DATA FOR REVIEW: Begin
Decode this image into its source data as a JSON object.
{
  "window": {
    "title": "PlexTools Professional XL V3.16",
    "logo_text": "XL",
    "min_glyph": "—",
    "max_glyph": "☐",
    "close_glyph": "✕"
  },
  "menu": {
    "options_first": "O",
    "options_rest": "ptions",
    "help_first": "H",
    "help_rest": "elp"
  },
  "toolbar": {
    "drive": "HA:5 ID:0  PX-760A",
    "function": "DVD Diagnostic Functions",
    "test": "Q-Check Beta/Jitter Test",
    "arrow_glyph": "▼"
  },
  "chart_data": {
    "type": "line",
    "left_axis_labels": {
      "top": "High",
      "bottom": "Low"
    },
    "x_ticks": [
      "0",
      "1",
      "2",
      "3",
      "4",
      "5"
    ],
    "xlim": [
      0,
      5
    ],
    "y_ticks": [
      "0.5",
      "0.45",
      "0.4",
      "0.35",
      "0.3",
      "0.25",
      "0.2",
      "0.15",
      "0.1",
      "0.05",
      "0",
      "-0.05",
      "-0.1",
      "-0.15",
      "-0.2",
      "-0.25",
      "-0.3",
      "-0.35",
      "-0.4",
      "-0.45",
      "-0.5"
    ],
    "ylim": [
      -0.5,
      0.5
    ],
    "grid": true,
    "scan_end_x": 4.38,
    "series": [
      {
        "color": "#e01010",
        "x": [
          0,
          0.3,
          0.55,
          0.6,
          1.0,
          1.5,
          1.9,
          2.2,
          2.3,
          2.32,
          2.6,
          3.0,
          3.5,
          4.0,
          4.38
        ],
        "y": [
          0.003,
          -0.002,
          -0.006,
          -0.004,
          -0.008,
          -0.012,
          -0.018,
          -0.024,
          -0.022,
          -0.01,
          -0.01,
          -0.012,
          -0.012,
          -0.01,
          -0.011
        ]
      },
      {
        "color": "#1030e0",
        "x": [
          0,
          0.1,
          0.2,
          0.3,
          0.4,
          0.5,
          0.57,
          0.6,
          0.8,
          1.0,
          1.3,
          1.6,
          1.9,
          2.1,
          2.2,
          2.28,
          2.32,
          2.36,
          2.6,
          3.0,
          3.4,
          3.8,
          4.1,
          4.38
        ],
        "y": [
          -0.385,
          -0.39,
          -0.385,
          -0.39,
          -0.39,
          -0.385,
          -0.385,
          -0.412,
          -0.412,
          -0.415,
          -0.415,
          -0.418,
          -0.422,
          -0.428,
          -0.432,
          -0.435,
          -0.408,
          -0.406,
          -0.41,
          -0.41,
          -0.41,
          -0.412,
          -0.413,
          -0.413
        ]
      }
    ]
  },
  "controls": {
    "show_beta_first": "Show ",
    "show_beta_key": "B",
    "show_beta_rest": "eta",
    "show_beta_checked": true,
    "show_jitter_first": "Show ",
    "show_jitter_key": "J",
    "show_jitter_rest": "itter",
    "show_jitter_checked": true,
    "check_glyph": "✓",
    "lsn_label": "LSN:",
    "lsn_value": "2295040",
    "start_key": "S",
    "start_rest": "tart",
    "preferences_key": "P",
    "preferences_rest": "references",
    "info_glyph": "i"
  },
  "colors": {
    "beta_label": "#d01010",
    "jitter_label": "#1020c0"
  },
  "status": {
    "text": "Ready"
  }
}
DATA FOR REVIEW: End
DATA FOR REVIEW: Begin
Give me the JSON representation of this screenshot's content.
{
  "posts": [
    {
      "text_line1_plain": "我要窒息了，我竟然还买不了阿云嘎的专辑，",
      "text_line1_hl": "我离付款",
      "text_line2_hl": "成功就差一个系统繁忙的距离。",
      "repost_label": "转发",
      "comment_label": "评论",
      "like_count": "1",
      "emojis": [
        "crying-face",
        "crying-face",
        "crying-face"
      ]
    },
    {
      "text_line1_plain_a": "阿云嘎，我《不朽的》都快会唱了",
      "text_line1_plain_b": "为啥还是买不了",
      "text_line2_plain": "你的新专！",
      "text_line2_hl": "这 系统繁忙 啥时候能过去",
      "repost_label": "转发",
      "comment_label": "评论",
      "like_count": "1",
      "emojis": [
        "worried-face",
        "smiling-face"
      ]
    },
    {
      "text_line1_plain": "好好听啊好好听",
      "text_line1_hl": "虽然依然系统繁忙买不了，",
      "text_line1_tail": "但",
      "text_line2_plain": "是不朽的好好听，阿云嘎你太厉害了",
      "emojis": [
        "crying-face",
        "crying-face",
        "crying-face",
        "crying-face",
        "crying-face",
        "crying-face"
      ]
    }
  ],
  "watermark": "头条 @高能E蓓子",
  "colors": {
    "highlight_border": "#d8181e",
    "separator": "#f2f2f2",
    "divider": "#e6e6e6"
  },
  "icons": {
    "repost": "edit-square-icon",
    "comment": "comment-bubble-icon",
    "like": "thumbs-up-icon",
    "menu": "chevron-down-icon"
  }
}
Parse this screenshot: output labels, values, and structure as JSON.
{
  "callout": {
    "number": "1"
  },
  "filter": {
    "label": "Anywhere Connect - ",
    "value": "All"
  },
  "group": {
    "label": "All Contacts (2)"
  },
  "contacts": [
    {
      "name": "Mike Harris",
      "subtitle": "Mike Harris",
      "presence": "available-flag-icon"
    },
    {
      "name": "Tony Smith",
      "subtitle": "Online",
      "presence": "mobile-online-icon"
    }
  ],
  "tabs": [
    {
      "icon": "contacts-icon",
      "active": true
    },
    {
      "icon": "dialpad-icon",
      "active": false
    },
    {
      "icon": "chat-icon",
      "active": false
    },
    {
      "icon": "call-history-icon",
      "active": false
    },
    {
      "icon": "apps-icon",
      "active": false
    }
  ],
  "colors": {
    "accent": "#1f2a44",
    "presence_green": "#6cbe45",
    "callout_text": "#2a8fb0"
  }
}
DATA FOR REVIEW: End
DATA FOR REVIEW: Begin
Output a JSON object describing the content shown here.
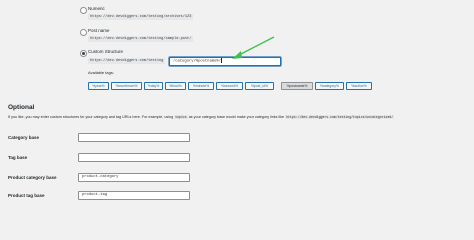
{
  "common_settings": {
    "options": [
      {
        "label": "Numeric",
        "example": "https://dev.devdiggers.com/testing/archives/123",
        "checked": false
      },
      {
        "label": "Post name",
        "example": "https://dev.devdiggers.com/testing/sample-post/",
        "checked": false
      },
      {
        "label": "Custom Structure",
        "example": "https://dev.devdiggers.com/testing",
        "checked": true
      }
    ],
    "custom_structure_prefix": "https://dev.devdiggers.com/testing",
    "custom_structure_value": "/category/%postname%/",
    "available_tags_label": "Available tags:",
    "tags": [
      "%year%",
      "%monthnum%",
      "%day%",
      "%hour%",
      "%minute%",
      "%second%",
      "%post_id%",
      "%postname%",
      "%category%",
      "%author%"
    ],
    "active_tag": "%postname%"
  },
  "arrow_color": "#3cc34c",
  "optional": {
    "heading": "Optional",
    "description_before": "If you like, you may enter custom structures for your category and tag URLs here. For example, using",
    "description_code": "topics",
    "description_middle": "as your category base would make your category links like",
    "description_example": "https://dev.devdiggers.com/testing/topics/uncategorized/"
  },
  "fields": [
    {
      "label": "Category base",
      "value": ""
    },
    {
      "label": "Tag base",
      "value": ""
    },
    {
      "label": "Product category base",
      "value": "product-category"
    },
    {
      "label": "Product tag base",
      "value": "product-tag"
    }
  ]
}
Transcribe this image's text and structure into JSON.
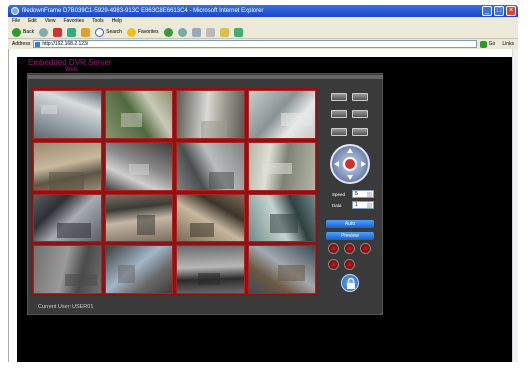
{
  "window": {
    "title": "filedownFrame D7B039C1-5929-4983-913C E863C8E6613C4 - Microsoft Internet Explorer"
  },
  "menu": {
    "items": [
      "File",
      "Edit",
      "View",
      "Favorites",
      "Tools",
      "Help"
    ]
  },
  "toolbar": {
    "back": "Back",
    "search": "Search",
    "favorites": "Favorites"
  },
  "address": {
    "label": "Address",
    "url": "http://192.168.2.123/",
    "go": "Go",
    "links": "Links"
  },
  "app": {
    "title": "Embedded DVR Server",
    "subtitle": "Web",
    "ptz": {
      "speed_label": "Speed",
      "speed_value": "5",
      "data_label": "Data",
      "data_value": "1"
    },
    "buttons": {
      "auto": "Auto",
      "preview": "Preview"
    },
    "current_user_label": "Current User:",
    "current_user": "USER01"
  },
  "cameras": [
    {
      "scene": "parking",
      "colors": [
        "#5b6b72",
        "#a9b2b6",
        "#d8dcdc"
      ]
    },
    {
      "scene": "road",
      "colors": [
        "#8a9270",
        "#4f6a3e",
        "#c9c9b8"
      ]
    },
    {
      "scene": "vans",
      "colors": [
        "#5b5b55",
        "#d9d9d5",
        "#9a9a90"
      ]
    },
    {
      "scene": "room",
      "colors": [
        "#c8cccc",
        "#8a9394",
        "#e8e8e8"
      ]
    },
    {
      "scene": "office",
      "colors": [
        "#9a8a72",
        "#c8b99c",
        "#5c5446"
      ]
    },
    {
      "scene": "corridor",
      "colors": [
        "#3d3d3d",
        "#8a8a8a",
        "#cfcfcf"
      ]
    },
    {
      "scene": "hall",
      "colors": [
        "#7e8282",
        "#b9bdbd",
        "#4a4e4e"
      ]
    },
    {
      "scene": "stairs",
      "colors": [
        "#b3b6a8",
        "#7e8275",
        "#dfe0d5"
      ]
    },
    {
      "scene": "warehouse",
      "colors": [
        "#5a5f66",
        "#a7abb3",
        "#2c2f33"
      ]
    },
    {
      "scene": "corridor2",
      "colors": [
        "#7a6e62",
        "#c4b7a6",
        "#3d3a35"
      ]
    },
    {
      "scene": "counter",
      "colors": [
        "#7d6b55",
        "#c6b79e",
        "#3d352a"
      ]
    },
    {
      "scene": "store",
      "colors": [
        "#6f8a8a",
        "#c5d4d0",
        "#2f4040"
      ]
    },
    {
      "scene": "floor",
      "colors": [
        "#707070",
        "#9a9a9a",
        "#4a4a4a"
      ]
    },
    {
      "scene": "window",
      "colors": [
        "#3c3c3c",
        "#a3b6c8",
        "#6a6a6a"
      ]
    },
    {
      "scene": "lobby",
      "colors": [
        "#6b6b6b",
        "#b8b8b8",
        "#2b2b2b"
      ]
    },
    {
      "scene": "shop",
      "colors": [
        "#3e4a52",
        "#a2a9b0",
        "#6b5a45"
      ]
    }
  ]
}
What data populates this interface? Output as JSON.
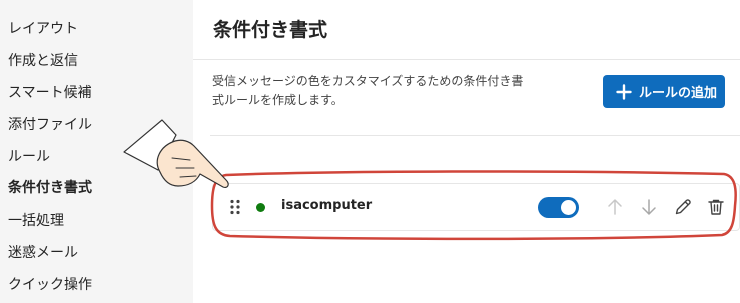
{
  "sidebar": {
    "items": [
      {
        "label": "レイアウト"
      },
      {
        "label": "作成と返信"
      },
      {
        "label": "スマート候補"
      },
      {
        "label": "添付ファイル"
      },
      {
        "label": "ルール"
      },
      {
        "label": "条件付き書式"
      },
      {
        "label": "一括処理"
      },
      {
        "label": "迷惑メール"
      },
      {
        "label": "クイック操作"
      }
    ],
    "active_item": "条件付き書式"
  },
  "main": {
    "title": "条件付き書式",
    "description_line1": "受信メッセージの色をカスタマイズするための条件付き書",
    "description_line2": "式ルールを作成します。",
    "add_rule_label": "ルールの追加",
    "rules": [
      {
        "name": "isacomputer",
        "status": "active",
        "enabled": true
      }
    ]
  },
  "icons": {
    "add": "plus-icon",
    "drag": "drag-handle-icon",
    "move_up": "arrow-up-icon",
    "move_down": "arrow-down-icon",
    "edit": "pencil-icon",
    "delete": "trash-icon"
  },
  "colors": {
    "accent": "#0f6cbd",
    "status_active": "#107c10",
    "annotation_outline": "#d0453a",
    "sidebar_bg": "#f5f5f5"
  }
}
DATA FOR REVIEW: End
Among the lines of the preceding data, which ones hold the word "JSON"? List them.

OUTPUT FOR THIS EXERCISE.
Decode this image into its source data as a JSON object.
Give me the JSON representation of this screenshot's content.
Parse this screenshot: output labels, values, and structure as JSON.
Output a JSON object describing the content shown here.
Transcribe this image's text and structure into JSON.
What data populates this interface? Output as JSON.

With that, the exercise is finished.